By Ingrid Newkirk
A BBC announcer recently got into trouble for using the phrase “nitty-gritty,” which some people believe harkens back to the detritus found on the floor of slave ships. Other linguistic scholars dismiss that as nonsense. Nevertheless, these days one has to tread carefully, as it’s not good enough to condemn racists: People who inadvertently cause offense must be called out, too. Fair enough.
Tracey Ullman’s “too woke to function” video pokes fun at this hypersensitivity. “Is water racist?” a horrified young man in a “woke” support group asks, only to be told that that kind of worrying can ruin any chance he has of relaxing and enjoying life.
I’m all for trying to make positive changes, but here’s something I don’t agree with.

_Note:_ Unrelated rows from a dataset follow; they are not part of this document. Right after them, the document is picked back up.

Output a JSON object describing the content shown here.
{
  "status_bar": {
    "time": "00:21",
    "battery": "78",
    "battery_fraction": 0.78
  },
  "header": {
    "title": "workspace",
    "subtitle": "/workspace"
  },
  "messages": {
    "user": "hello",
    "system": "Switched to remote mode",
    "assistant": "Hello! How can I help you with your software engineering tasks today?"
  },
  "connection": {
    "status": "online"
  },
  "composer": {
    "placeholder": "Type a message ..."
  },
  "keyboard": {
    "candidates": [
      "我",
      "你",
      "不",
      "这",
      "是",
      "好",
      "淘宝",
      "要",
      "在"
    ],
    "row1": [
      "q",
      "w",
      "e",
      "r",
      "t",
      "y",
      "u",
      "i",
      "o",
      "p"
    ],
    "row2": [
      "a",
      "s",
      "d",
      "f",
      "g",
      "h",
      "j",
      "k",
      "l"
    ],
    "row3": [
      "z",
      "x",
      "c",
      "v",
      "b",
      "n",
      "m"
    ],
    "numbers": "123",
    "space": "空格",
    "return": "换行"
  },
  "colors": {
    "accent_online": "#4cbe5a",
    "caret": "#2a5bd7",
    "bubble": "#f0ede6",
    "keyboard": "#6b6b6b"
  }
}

Some have said it is insensitive for PETA to mention the importance of the struggle for animal rights in the same breath as praising Martin Luther King Jr. To me, that’s as misplaced a concern as asking if water is racist.
Struggles for justice take many forms and King himself recognized that. He was even criticized by his own followers then, as PETA has been now, for involving himself in issues outside the Black civil rights movement. That doesn’t stop this animal rights group from serving vegan food at marches against racial injustice or passing the hat when a mosque or Black church is burned or its congregation attacked out of hatred. I believe, as did King, that injustice isn’t a single issue, and it is to King’s immense credit that he recognized the power of uniting the struggles against the many forms of injustice. Never being silent was his life’s work, and it is PETA’s obligation.
No one who knows PETA doubts that we oppose all exploitation, discrimination, needless violence, abuse and slaughter — all of it. Our job is to wake people up, shake people up and find creative ways to call for an overarching view, not slink into a corner and pretend that our movements are unrelated. Perhaps particularly when people are already upset with one form of injustice, that’s the time to convince, even challenge, them not to abandon those who are always on the margins.
Who you are may be important to you but should not exempt you from your role in the larger community of life. You don’t have to be Japanese to know internment camps were wrong, you don’t have to be a captive orca to protest captivity, men must fight sexism and racial injustice must be decried by people of every race. Each one of us is needed in the struggle for animal liberation, and we will not be whole human beings until we reject supremacism in all its ugly forms.
Atrocities are atrocities no matter the victim’s age, religion, identity, nationality, ethnicity, gender — or species. It is human supremacism to think that there is something sacrosanct about a woman’s experience of rape and that it’s not the same for a cow imprisoned on a dairy farm if a man shoves his hand deep inside her and inserts a long syringe. Aren’t her pain and fear just as real as a woman’s? If we turn a blind eye to heinous acts of abuse and killing that happen to those who don’t happen to be human, that is human supremacism.
Martin Luther King Jr. spoke up not just for racial equality but also for women. And he also spoke up for white pacifists. Should he have shut up? If William Wilberforce, a privileged member of the landed gentry in England, had not fought to free slaves, to provide sanitation and alms for the poor of London and to stop the whipping of horses on public streets, immense suffering would have continued. Was it white savior complex, wealthy savior complex and human savior complex? No. It was because he recognized that it was all one struggle — for all the disenfranchised. Bless his big heart.
White, black, brown, yellow. Gay, straight, transgender. Muslim, Catholic, Hindu, Jew. Rat, pig, dog, human. In the end, the only relevant divide should be between those who want liberty and justice for all and those who want it only for the few they narrowly identify with.
Perhaps this year we will look deep inside ourselves and realize that what animals have, including their very lives, is theirs alone, not ours for the taking.